* _Your task_
If a line in the records below contains the word "title", return that line.

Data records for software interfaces
——

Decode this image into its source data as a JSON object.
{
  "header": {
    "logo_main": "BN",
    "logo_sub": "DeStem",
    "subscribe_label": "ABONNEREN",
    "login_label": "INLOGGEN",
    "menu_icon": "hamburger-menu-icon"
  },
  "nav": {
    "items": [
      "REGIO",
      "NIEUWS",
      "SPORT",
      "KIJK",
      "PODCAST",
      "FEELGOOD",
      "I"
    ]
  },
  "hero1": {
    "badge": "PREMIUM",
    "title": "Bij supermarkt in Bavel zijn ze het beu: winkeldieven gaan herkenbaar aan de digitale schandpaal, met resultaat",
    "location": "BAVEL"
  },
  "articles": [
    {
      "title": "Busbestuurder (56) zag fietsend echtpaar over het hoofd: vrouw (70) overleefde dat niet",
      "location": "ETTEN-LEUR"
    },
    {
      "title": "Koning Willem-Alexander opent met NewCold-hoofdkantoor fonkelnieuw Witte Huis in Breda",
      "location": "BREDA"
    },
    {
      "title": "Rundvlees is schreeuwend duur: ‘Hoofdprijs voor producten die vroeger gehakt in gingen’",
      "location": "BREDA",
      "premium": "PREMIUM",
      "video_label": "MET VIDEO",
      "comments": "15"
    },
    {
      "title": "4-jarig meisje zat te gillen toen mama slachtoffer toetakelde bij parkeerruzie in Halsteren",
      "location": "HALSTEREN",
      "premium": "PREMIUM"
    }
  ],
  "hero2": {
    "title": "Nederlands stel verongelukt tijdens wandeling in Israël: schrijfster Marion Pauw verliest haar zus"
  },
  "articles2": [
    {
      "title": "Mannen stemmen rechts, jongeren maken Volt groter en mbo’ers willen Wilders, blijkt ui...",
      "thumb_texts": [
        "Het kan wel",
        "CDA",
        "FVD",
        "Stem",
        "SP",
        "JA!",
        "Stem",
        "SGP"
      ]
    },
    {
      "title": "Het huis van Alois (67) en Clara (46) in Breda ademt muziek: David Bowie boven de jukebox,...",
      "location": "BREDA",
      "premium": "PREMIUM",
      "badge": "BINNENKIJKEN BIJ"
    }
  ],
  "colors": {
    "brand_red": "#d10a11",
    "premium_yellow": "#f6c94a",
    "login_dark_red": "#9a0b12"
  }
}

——

* _Your solution_
    "title": "Bij supermarkt in Bavel zijn ze het beu: winkeldieven gaan herkenbaar aan de digitale schandpaal, met resultaat",
      "title": "Busbestuurder (56) zag fietsend echtpaar over het hoofd: vrouw (70) overleefde dat niet",
      "title": "Koning Willem-Alexander opent met NewCold-hoofdkantoor fonkelnieuw Witte Huis in Breda",
      "title": "Rundvlees is schreeuwend duur: ‘Hoofdprijs voor producten die vroeger gehakt in gingen’",
      "title": "4-jarig meisje zat te gillen toen mama slachtoffer toetakelde bij parkeerruzie in Halsteren",
    "title": "Nederlands stel verongelukt tijdens wandeling in Israël: schrijfster Marion Pauw verliest haar zus"
      "title": "Mannen stemmen rechts, jongeren maken Volt groter en mbo’ers willen Wilders, blijkt ui...",
      "title": "Het huis van Alois (67) en Clara (46) in Breda ademt muziek: David Bowie boven de jukebox,...",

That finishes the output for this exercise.